Dataset rows for apps and sites:
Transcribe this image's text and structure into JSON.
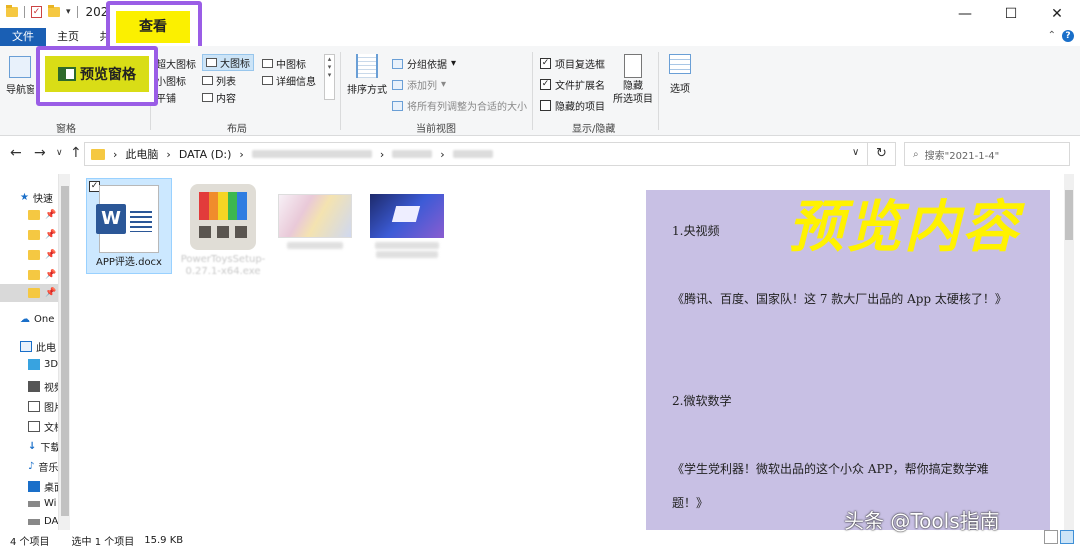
{
  "title_bar": {
    "title": "202",
    "window_buttons": [
      "—",
      "☐",
      "✕"
    ]
  },
  "tabs": {
    "file": "文件",
    "home": "主页",
    "share": "共",
    "view": "查看"
  },
  "ribbon": {
    "nav_pane": "导航窗格",
    "preview_pane": "预览窗格",
    "pane_group": "窗格",
    "layout": {
      "xl_icons": "超大图标",
      "large_icons": "大图标",
      "medium_icons": "中图标",
      "small_icons": "小图标",
      "list": "列表",
      "details": "详细信息",
      "tiles": "平铺",
      "content": "内容"
    },
    "layout_group": "布局",
    "sort_by": "排序方式",
    "group_by": "分组依据",
    "add_column": "添加列",
    "fit_columns": "将所有列调整为合适的大小",
    "current_view_group": "当前视图",
    "item_checkboxes": "项目复选框",
    "file_extensions": "文件扩展名",
    "hidden_items": "隐藏的项目",
    "hide_selected": "隐藏",
    "hide_selected_2": "所选项目",
    "show_hide_group": "显示/隐藏",
    "options": "选项"
  },
  "address": {
    "crumbs": [
      "此电脑",
      "DATA (D:)"
    ],
    "search_placeholder": "搜索\"2021-1-4\""
  },
  "sidebar": {
    "quick_access": "快速",
    "onedrive": "One",
    "this_pc": "此电",
    "items": [
      "3D",
      "视频",
      "图片",
      "文档",
      "下载",
      "音乐",
      "桌面",
      "Wi",
      "DA"
    ]
  },
  "files": [
    {
      "name": "APP评选.docx",
      "selected": true
    },
    {
      "name": "PowerToysSetup-0.27.1-x64.exe",
      "selected": false
    },
    {
      "name": "",
      "selected": false
    },
    {
      "name": "",
      "selected": false
    }
  ],
  "preview": {
    "overlay_title": "预览内容",
    "lines": [
      "1.央视频",
      "《腾讯、百度、国家队！这 7 款大厂出品的 App 太硬核了！》",
      "2.微软数学",
      "《学生党利器！微软出品的这个小众 APP，帮你搞定数学难",
      "题！》"
    ]
  },
  "status": {
    "count": "4 个项目",
    "selection": "选中 1 个项目",
    "size": "15.9 KB"
  },
  "watermark": "头条 @Tools指南",
  "colors": {
    "highlight_border": "#9a5de6",
    "highlight_fill": "#fbf000",
    "preview_bg": "#c8c0e4",
    "accent": "#1a5fb4"
  }
}
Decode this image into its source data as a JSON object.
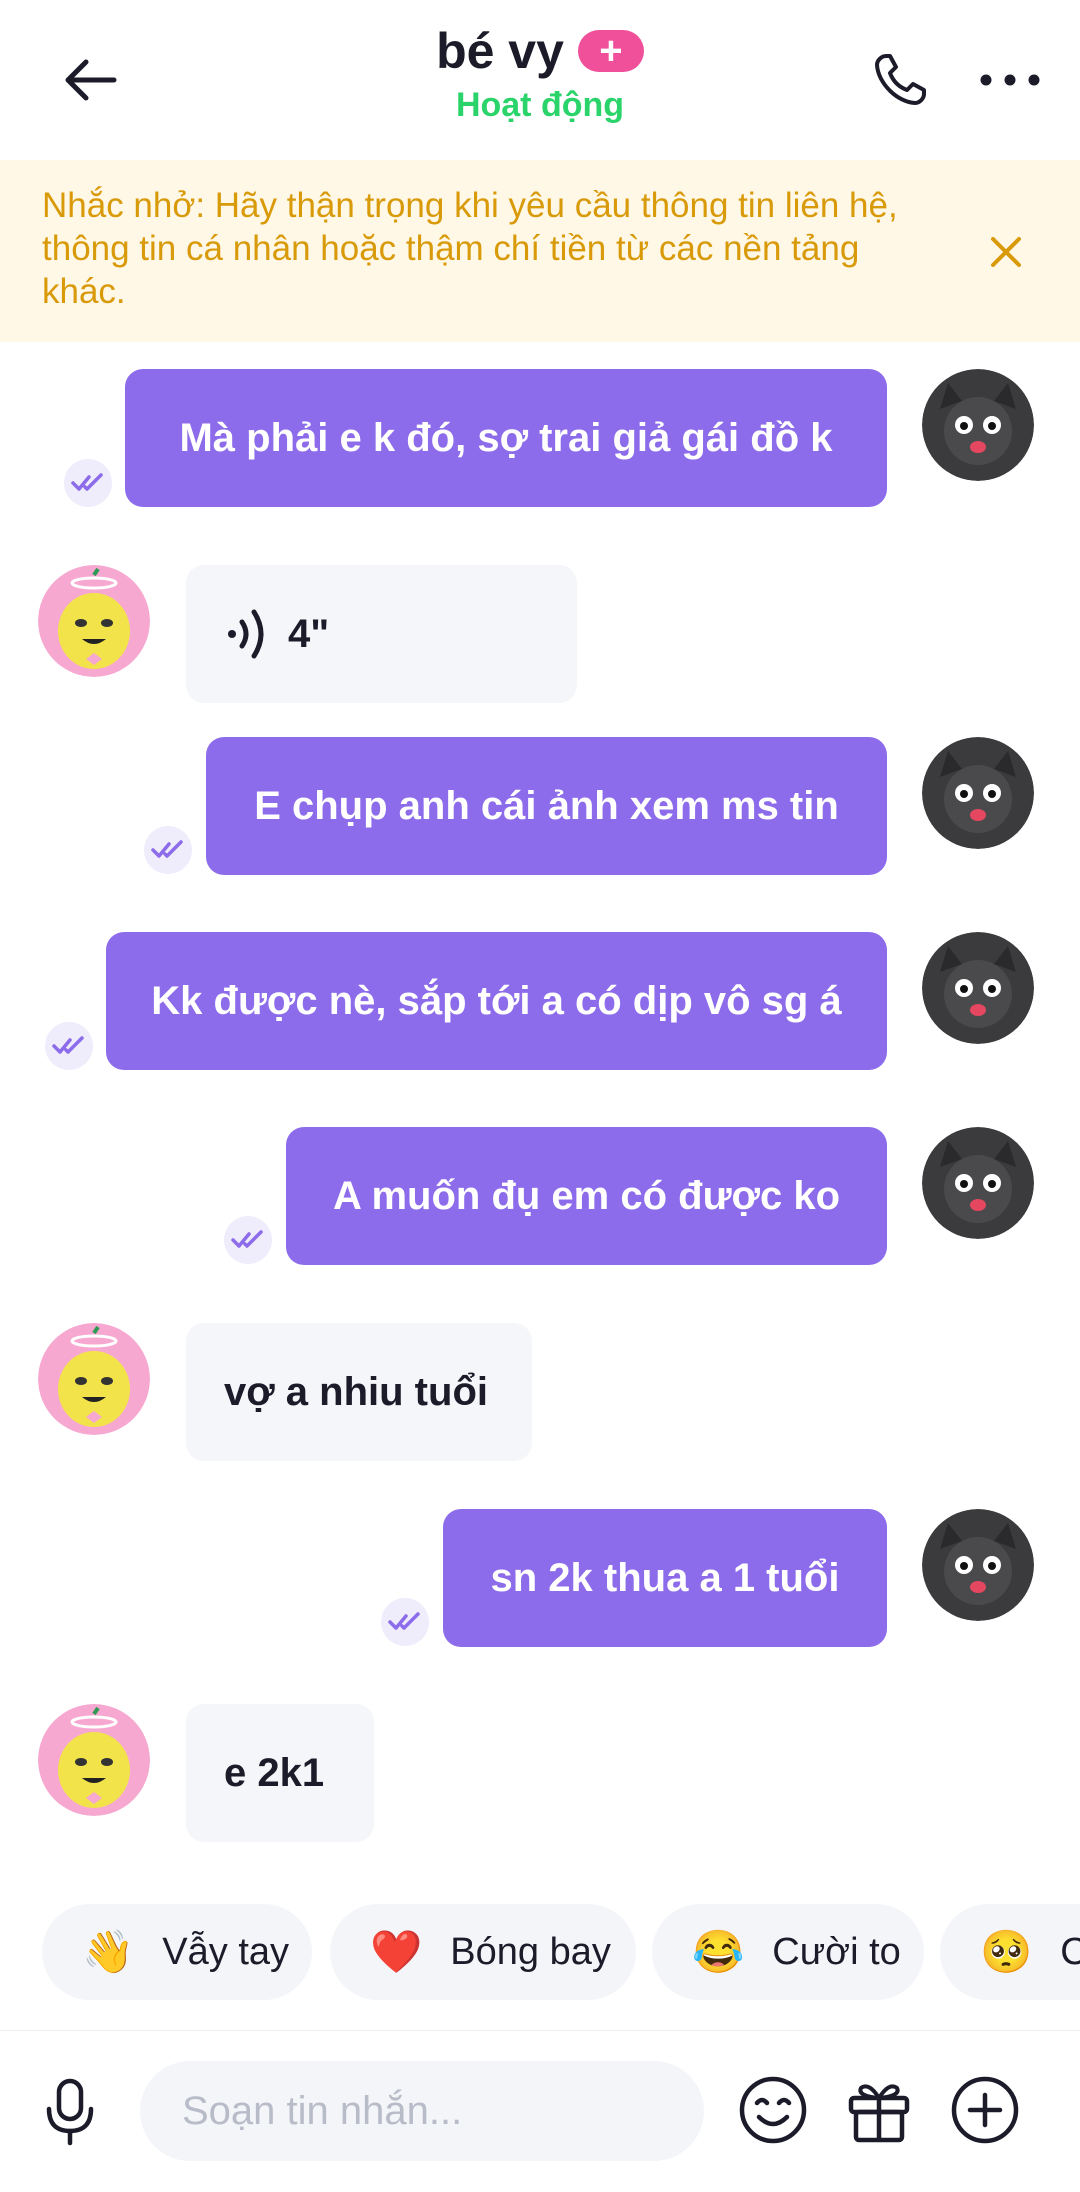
{
  "header": {
    "back_icon": "arrow-left-icon",
    "title": "bé vy",
    "badge": "+",
    "status": "Hoạt động",
    "status_color": "#2ad46a",
    "call_icon": "phone-icon",
    "more_icon": "more-horizontal-icon"
  },
  "warning": {
    "text": "Nhắc nhở: Hãy thận trọng khi yêu cầu thông tin liên hệ, thông tin cá nhân hoặc thậm chí tiền từ các nền tảng khác.",
    "close_icon": "close-icon"
  },
  "messages": [
    {
      "direction": "out",
      "text": "Mà phải e k đó, sợ trai giả gái đồ k",
      "seen": true
    },
    {
      "direction": "in",
      "type": "voice",
      "duration": "4\""
    },
    {
      "direction": "out",
      "text": "E chụp anh cái ảnh xem ms tin",
      "seen": true
    },
    {
      "direction": "out",
      "text": "Kk được nè, sắp tới a có dịp vô sg á",
      "seen": true
    },
    {
      "direction": "out",
      "text": "A muốn đụ em có được ko",
      "seen": true
    },
    {
      "direction": "in",
      "text": "vợ a nhiu tuổi"
    },
    {
      "direction": "out",
      "text": "sn 2k thua a 1 tuổi",
      "seen": true
    },
    {
      "direction": "in",
      "text": "e 2k1"
    }
  ],
  "quick_reactions": [
    {
      "emoji": "👋",
      "label": "Vẫy tay"
    },
    {
      "emoji": "❤️",
      "label": "Bóng bay"
    },
    {
      "emoji": "😂",
      "label": "Cười to"
    },
    {
      "emoji": "🥺",
      "label": "C"
    }
  ],
  "composer": {
    "placeholder": "Soạn tin nhắn...",
    "mic_icon": "microphone-icon",
    "emoji_icon": "smiley-icon",
    "gift_icon": "gift-icon",
    "add_icon": "plus-circle-icon"
  },
  "colors": {
    "outgoing_bubble": "#8c6cea",
    "incoming_bubble": "#f5f6f9",
    "warning_bg": "#fff8e6",
    "warning_text": "#d99a0a",
    "badge": "#f0509a"
  }
}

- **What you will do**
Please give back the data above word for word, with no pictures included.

- **Response area**
Transcribe this image's text and structure into JSON.
{
  "title_bar": {
    "title": "202",
    "window_buttons": [
      "—",
      "☐",
      "✕"
    ]
  },
  "tabs": {
    "file": "文件",
    "home": "主页",
    "share": "共",
    "view": "查看"
  },
  "ribbon": {
    "nav_pane": "导航窗格",
    "preview_pane": "预览窗格",
    "pane_group": "窗格",
    "layout": {
      "xl_icons": "超大图标",
      "large_icons": "大图标",
      "medium_icons": "中图标",
      "small_icons": "小图标",
      "list": "列表",
      "details": "详细信息",
      "tiles": "平铺",
      "content": "内容"
    },
    "layout_group": "布局",
    "sort_by": "排序方式",
    "group_by": "分组依据",
    "add_column": "添加列",
    "fit_columns": "将所有列调整为合适的大小",
    "current_view_group": "当前视图",
    "item_checkboxes": "项目复选框",
    "file_extensions": "文件扩展名",
    "hidden_items": "隐藏的项目",
    "hide_selected": "隐藏",
    "hide_selected_2": "所选项目",
    "show_hide_group": "显示/隐藏",
    "options": "选项"
  },
  "address": {
    "crumbs": [
      "此电脑",
      "DATA (D:)"
    ],
    "search_placeholder": "搜索\"2021-1-4\""
  },
  "sidebar": {
    "quick_access": "快速",
    "onedrive": "One",
    "this_pc": "此电",
    "items": [
      "3D",
      "视频",
      "图片",
      "文档",
      "下载",
      "音乐",
      "桌面",
      "Wi",
      "DA"
    ]
  },
  "files": [
    {
      "name": "APP评选.docx",
      "selected": true
    },
    {
      "name": "PowerToysSetup-0.27.1-x64.exe",
      "selected": false
    },
    {
      "name": "",
      "selected": false
    },
    {
      "name": "",
      "selected": false
    }
  ],
  "preview": {
    "overlay_title": "预览内容",
    "lines": [
      "1.央视频",
      "《腾讯、百度、国家队！这 7 款大厂出品的 App 太硬核了！》",
      "2.微软数学",
      "《学生党利器！微软出品的这个小众 APP，帮你搞定数学难",
      "题！》"
    ]
  },
  "status": {
    "count": "4 个项目",
    "selection": "选中 1 个项目",
    "size": "15.9 KB"
  },
  "watermark": "头条 @Tools指南",
  "colors": {
    "highlight_border": "#9a5de6",
    "highlight_fill": "#fbf000",
    "preview_bg": "#c8c0e4",
    "accent": "#1a5fb4"
  }
}
Decode this image into its source data as a JSON object.
{
  "header": {
    "back_icon": "arrow-left-icon",
    "title": "bé vy",
    "badge": "+",
    "status": "Hoạt động",
    "status_color": "#2ad46a",
    "call_icon": "phone-icon",
    "more_icon": "more-horizontal-icon"
  },
  "warning": {
    "text": "Nhắc nhở: Hãy thận trọng khi yêu cầu thông tin liên hệ, thông tin cá nhân hoặc thậm chí tiền từ các nền tảng khác.",
    "close_icon": "close-icon"
  },
  "messages": [
    {
      "direction": "out",
      "text": "Mà phải e k đó, sợ trai giả gái đồ k",
      "seen": true
    },
    {
      "direction": "in",
      "type": "voice",
      "duration": "4\""
    },
    {
      "direction": "out",
      "text": "E chụp anh cái ảnh xem ms tin",
      "seen": true
    },
    {
      "direction": "out",
      "text": "Kk được nè, sắp tới a có dịp vô sg á",
      "seen": true
    },
    {
      "direction": "out",
      "text": "A muốn đụ em có được ko",
      "seen": true
    },
    {
      "direction": "in",
      "text": "vợ a nhiu tuổi"
    },
    {
      "direction": "out",
      "text": "sn 2k thua a 1 tuổi",
      "seen": true
    },
    {
      "direction": "in",
      "text": "e 2k1"
    }
  ],
  "quick_reactions": [
    {
      "emoji": "👋",
      "label": "Vẫy tay"
    },
    {
      "emoji": "❤️",
      "label": "Bóng bay"
    },
    {
      "emoji": "😂",
      "label": "Cười to"
    },
    {
      "emoji": "🥺",
      "label": "C"
    }
  ],
  "composer": {
    "placeholder": "Soạn tin nhắn...",
    "mic_icon": "microphone-icon",
    "emoji_icon": "smiley-icon",
    "gift_icon": "gift-icon",
    "add_icon": "plus-circle-icon"
  },
  "colors": {
    "outgoing_bubble": "#8c6cea",
    "incoming_bubble": "#f5f6f9",
    "warning_bg": "#fff8e6",
    "warning_text": "#d99a0a",
    "badge": "#f0509a"
  }
}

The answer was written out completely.